Congestion impacts in ERCOT South
Not only did the Peyton Creek wind farm benefit from valuable generation at the hub level, it also benefited from limited node-to-hub congestion also known as “basis”. The project is located between Houston and Corpus Christi, with few wind projects nearby to compete for valuable transmission capacity.
Many of the other highest-value wind projects in the south of the ERCOT region are located in a relatively congested area further south, and experienced materially worse grid congestion.
Node to hub basis (in $/MWh) in February 2021 across Texas wind projects
The map above shows that basis impacts varied widely across the ERCOT region during the winter storm. Positive basis (dark green) indicates that a project observed a higher LMP (localtinal marginal pricing) at the project node than the price at the hub. This is generally in the project’s favour, as offtake agreements usually settle at a hub. Any positive basis then is an upside for the project, while negative basis implies a loss for the project.
Although most of ERCOT experienced relatively minimal node to hub basis during the winter storm, projects in ERCOT's southern region saw significant basis impacts. When wind speeds are high and projects are generating, it’s not uncommon for projects in south Texas to suffer from congestion-related impacts.
While coastal Texas wind projects fared the best, there was considerably more variability in their financial performance in February 2021 than during past events. The graph below shows historical real-time shape in dollars per megawatt-hour for several wind projects along the coast of south Texas.
Historical shape (in $/MWh) from August 2019 to February 2021 for various coastal Texas wind projects
The graph above shows these projects all performed similarly during the extreme price event in August 2019, but diverged materially this February. Several coastal Texas wind projects saw extreme negative shape values in February 2021, a dramatic divergence from the August 2019 event. The negative shape values are likely due to poor operating performance during high-priced periods.

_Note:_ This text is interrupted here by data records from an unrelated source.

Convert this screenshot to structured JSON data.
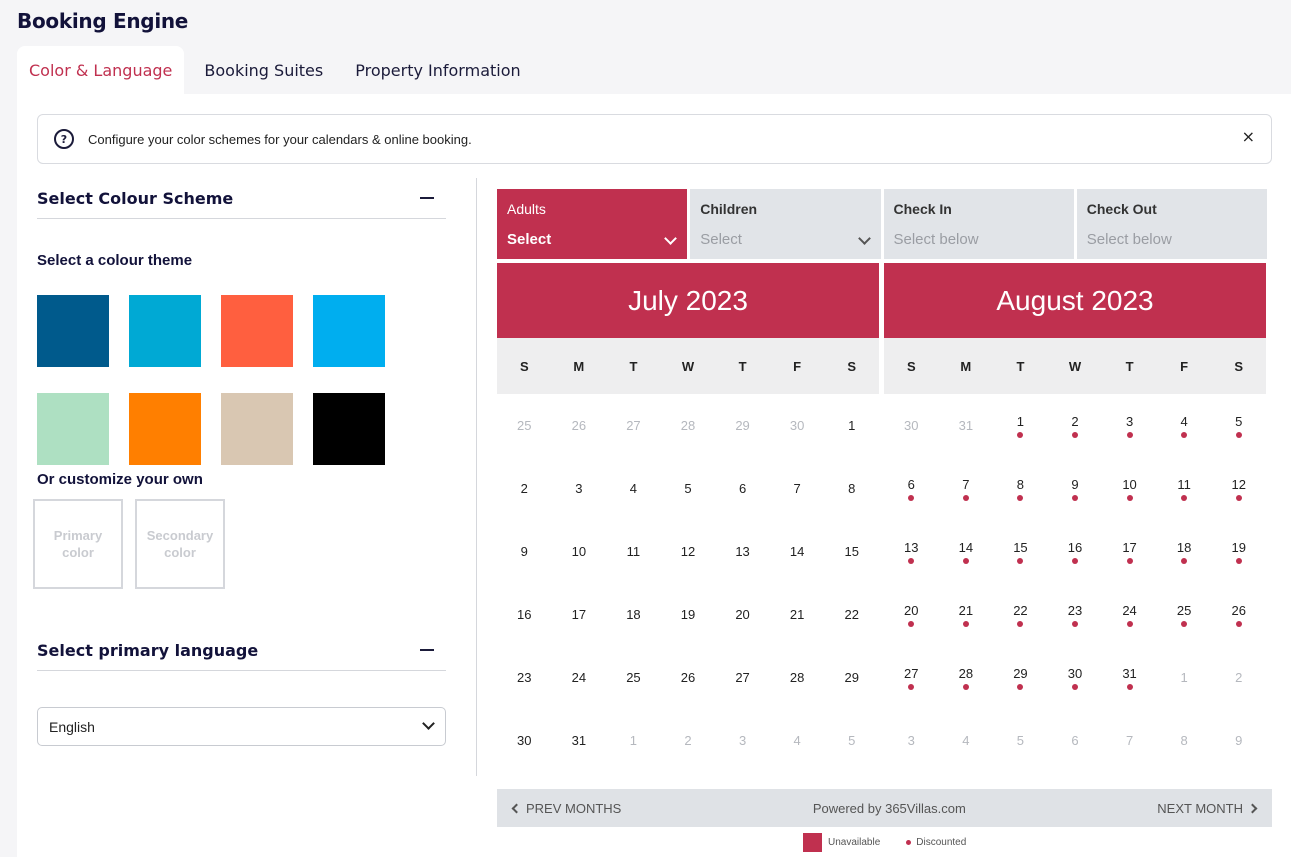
{
  "page": {
    "title": "Booking Engine"
  },
  "tabs": [
    {
      "label": "Color & Language",
      "active": true
    },
    {
      "label": "Booking Suites",
      "active": false
    },
    {
      "label": "Property Information",
      "active": false
    }
  ],
  "info": {
    "text": "Configure your color schemes for your calendars & online booking.",
    "icon": "question-bubble-icon",
    "close": "×"
  },
  "colour_scheme": {
    "title": "Select Colour Scheme",
    "theme_label": "Select a colour theme",
    "swatches": [
      "#005a8c",
      "#00a9d4",
      "#ff5f3f",
      "#00aeef",
      "#aee0c2",
      "#ff7f00",
      "#d9c7b2",
      "#000000"
    ],
    "custom_label": "Or customize your own",
    "primary_label": "Primary color",
    "secondary_label": "Secondary color"
  },
  "language": {
    "title": "Select primary language",
    "value": "English"
  },
  "booking": {
    "fields": [
      {
        "label": "Adults",
        "value": "Select",
        "has_dropdown": true
      },
      {
        "label": "Children",
        "value": "Select",
        "has_dropdown": true
      },
      {
        "label": "Check In",
        "value": "Select below",
        "has_dropdown": false
      },
      {
        "label": "Check Out",
        "value": "Select below",
        "has_dropdown": false
      }
    ],
    "days_of_week": [
      "S",
      "M",
      "T",
      "W",
      "T",
      "F",
      "S"
    ],
    "months": [
      {
        "title": "July 2023",
        "days": [
          {
            "d": "25",
            "m": true
          },
          {
            "d": "26",
            "m": true
          },
          {
            "d": "27",
            "m": true
          },
          {
            "d": "28",
            "m": true
          },
          {
            "d": "29",
            "m": true
          },
          {
            "d": "30",
            "m": true
          },
          {
            "d": "1"
          },
          {
            "d": "2"
          },
          {
            "d": "3"
          },
          {
            "d": "4"
          },
          {
            "d": "5"
          },
          {
            "d": "6"
          },
          {
            "d": "7"
          },
          {
            "d": "8"
          },
          {
            "d": "9"
          },
          {
            "d": "10"
          },
          {
            "d": "11"
          },
          {
            "d": "12"
          },
          {
            "d": "13"
          },
          {
            "d": "14"
          },
          {
            "d": "15"
          },
          {
            "d": "16"
          },
          {
            "d": "17"
          },
          {
            "d": "18"
          },
          {
            "d": "19"
          },
          {
            "d": "20"
          },
          {
            "d": "21"
          },
          {
            "d": "22"
          },
          {
            "d": "23"
          },
          {
            "d": "24"
          },
          {
            "d": "25"
          },
          {
            "d": "26"
          },
          {
            "d": "27"
          },
          {
            "d": "28"
          },
          {
            "d": "29"
          },
          {
            "d": "30"
          },
          {
            "d": "31"
          },
          {
            "d": "1",
            "m": true
          },
          {
            "d": "2",
            "m": true
          },
          {
            "d": "3",
            "m": true
          },
          {
            "d": "4",
            "m": true
          },
          {
            "d": "5",
            "m": true
          }
        ]
      },
      {
        "title": "August 2023",
        "days": [
          {
            "d": "30",
            "m": true
          },
          {
            "d": "31",
            "m": true
          },
          {
            "d": "1",
            "dot": true
          },
          {
            "d": "2",
            "dot": true
          },
          {
            "d": "3",
            "dot": true
          },
          {
            "d": "4",
            "dot": true
          },
          {
            "d": "5",
            "dot": true
          },
          {
            "d": "6",
            "dot": true
          },
          {
            "d": "7",
            "dot": true
          },
          {
            "d": "8",
            "dot": true
          },
          {
            "d": "9",
            "dot": true
          },
          {
            "d": "10",
            "dot": true
          },
          {
            "d": "11",
            "dot": true
          },
          {
            "d": "12",
            "dot": true
          },
          {
            "d": "13",
            "dot": true
          },
          {
            "d": "14",
            "dot": true
          },
          {
            "d": "15",
            "dot": true
          },
          {
            "d": "16",
            "dot": true
          },
          {
            "d": "17",
            "dot": true
          },
          {
            "d": "18",
            "dot": true
          },
          {
            "d": "19",
            "dot": true
          },
          {
            "d": "20",
            "dot": true
          },
          {
            "d": "21",
            "dot": true
          },
          {
            "d": "22",
            "dot": true
          },
          {
            "d": "23",
            "dot": true
          },
          {
            "d": "24",
            "dot": true
          },
          {
            "d": "25",
            "dot": true
          },
          {
            "d": "26",
            "dot": true
          },
          {
            "d": "27",
            "dot": true
          },
          {
            "d": "28",
            "dot": true
          },
          {
            "d": "29",
            "dot": true
          },
          {
            "d": "30",
            "dot": true
          },
          {
            "d": "31",
            "dot": true
          },
          {
            "d": "1",
            "m": true
          },
          {
            "d": "2",
            "m": true
          },
          {
            "d": "3",
            "m": true
          },
          {
            "d": "4",
            "m": true
          },
          {
            "d": "5",
            "m": true
          },
          {
            "d": "6",
            "m": true
          },
          {
            "d": "7",
            "m": true
          },
          {
            "d": "8",
            "m": true
          },
          {
            "d": "9",
            "m": true
          }
        ]
      }
    ],
    "footer": {
      "prev": "PREV MONTHS",
      "powered": "Powered by 365Villas.com",
      "next": "NEXT MONTH"
    },
    "legend": {
      "unavailable": "Unavailable",
      "discounted": "Discounted"
    }
  },
  "colors": {
    "accent": "#c0304f",
    "field_bg": "#e1e4e8"
  }
}
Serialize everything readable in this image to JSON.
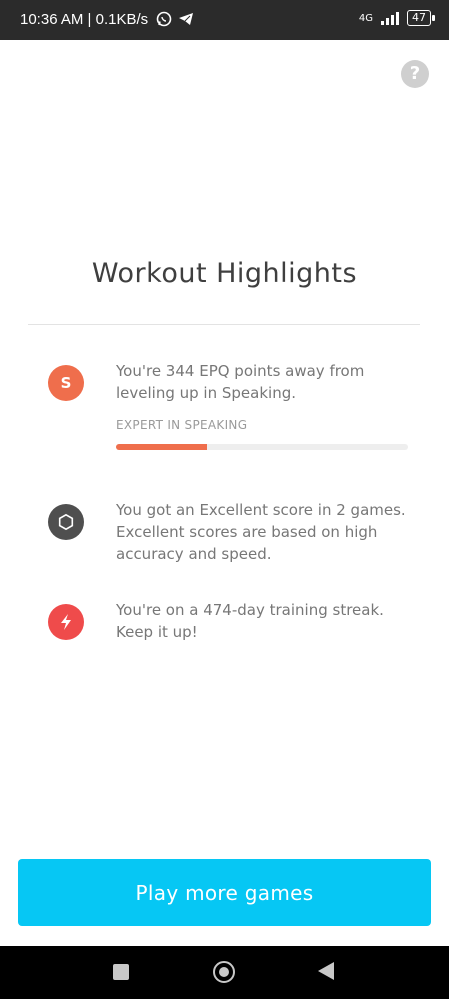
{
  "status_bar": {
    "time": "10:36 AM | 0.1KB/s",
    "network": "4G",
    "battery": "47"
  },
  "help": {
    "label": "?"
  },
  "title": "Workout Highlights",
  "highlights": [
    {
      "icon": "S",
      "color": "#ef6e4c",
      "text": "You're 344 EPQ points away from leveling up in Speaking.",
      "subhead": "EXPERT IN SPEAKING",
      "progress": 0.31
    },
    {
      "icon": "hexagon-icon",
      "color": "#4f4f4f",
      "text": "You got an Excellent score in 2 games. Excellent scores are based on high accuracy and speed."
    },
    {
      "icon": "lightning-icon",
      "color": "#ef4b4b",
      "text": "You're on a 474-day training streak. Keep it up!"
    }
  ],
  "cta": {
    "label": "Play more games",
    "color": "#06c7f4"
  }
}
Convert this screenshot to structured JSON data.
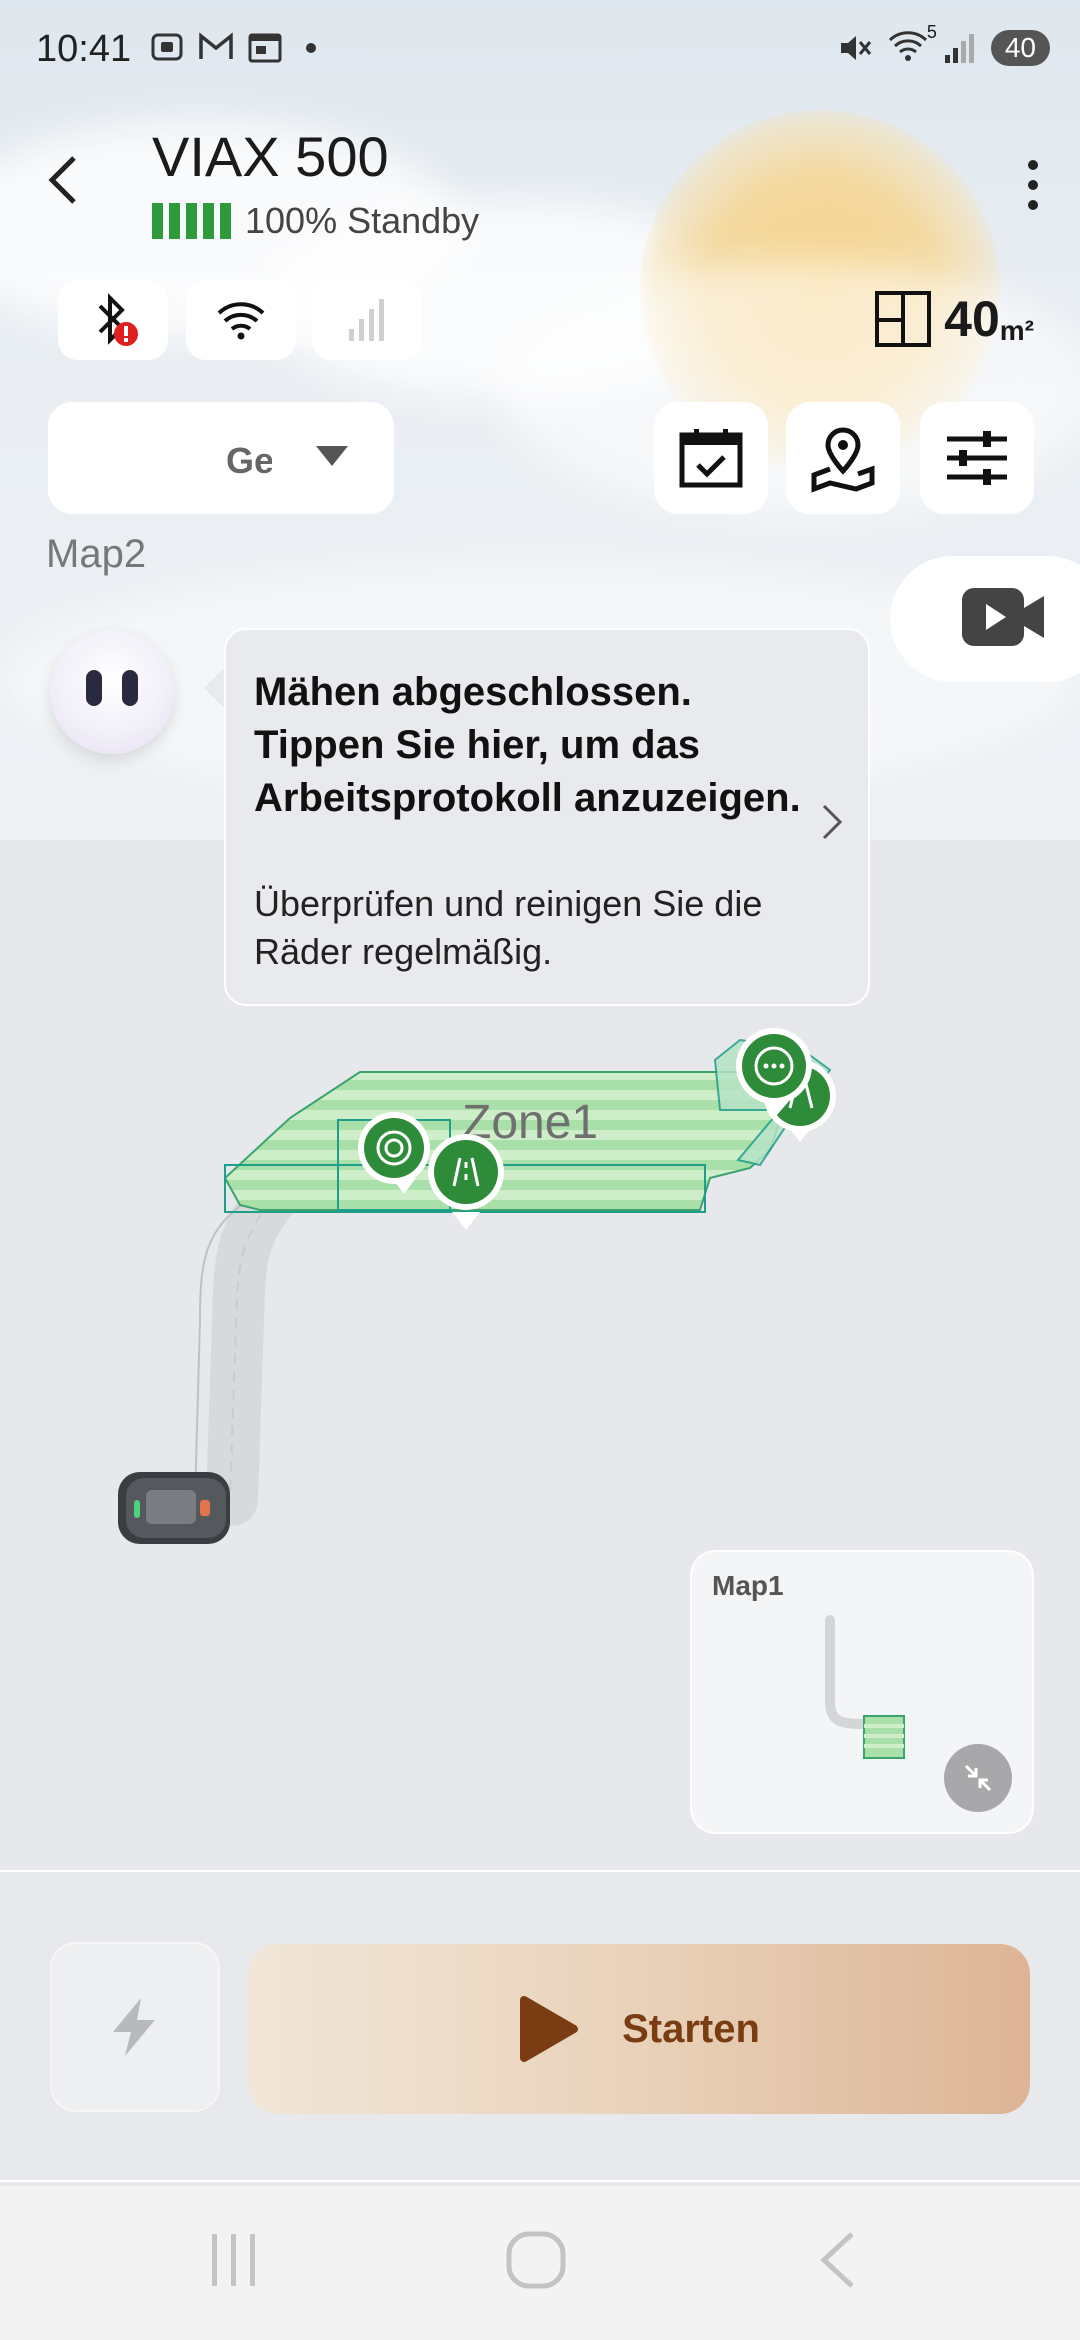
{
  "status_bar": {
    "time": "10:41",
    "battery": "40",
    "network_sup": "5",
    "notification_icons": [
      "screenshot-icon",
      "gmail-icon",
      "calendar-icon",
      "dot-icon"
    ],
    "status_icons": [
      "mute-icon",
      "wifi-icon",
      "signal-icon",
      "battery-icon"
    ]
  },
  "header": {
    "title": "VIAX 500",
    "battery_level": 1.0,
    "battery_text": "100% Standby",
    "connections": [
      "bluetooth-icon",
      "wifi-icon",
      "cellular-icon"
    ],
    "area_value": "40",
    "area_unit": "m²"
  },
  "toolbar": {
    "dropdown_value": "Ges",
    "buttons": [
      "schedule-icon",
      "map-pin-icon",
      "settings-sliders-icon"
    ]
  },
  "map_name": "Map2",
  "notification": {
    "title": "Mähen abgeschlossen. Tippen Sie hier, um das Arbeitsprotokoll anzuzeigen.",
    "subtitle": "Überprüfen und reinigen Sie die Räder regelmäßig."
  },
  "map": {
    "zone_label": "Zone1"
  },
  "minimap": {
    "label": "Map1"
  },
  "bottom": {
    "start_label": "Starten"
  },
  "colors": {
    "accent_green": "#2e8b3a",
    "zone_fill": "#a8deaa",
    "start_text": "#7a3c12"
  }
}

The worst revenue and shape values were seen by the wind and solar projects that were offline for the duration of the high priced event. These projects were unable to generate — whether due to operating decisions, transmission constraints, or other reasons — when electricity was most in demand and power prices at their highest.
Analysis of hourly data shows, for example, that the Big Spring wind farm generated zero megawatt-hours between 10 and 19 February. As such, the generation-weighted value is significantly lower than the around-the-clock price of power at the hub. These projects were heavily concentrated in west Texas.
|Name||As generated||Around-the-clock||Shape||Hub location|
|Big Spring||$4/MWh||$1,531/MWh||0.3%||West hub|
|Sweetwater 2||$6/MWh||$1,531/MWh||0.4%||West hub|
|Sweetwater 1||$6/MWh||$1,531/MWh||0.4%||West hub|
|Buffalo Gap||$6/MWh||$1,531/MWh||0.4%||West hub|
|Sweetwater 3||$6/MWh||$1,531/MWh||0.4%||West hub|
Lowest performing wind projects in February 2021, by region, ranked by generation-weighted real-time price at the hub
The deep freeze in Texas was an unprecedented event in ERCOT’s history. Granular analysis of projects in the region gives visibility into which projects benefitted from the period of extreme market conditions and which projects didn’t.
Going forward, as the focus of generators and policymakers alike shifts towards resilience, having visibility into this performance data will become more important than ever.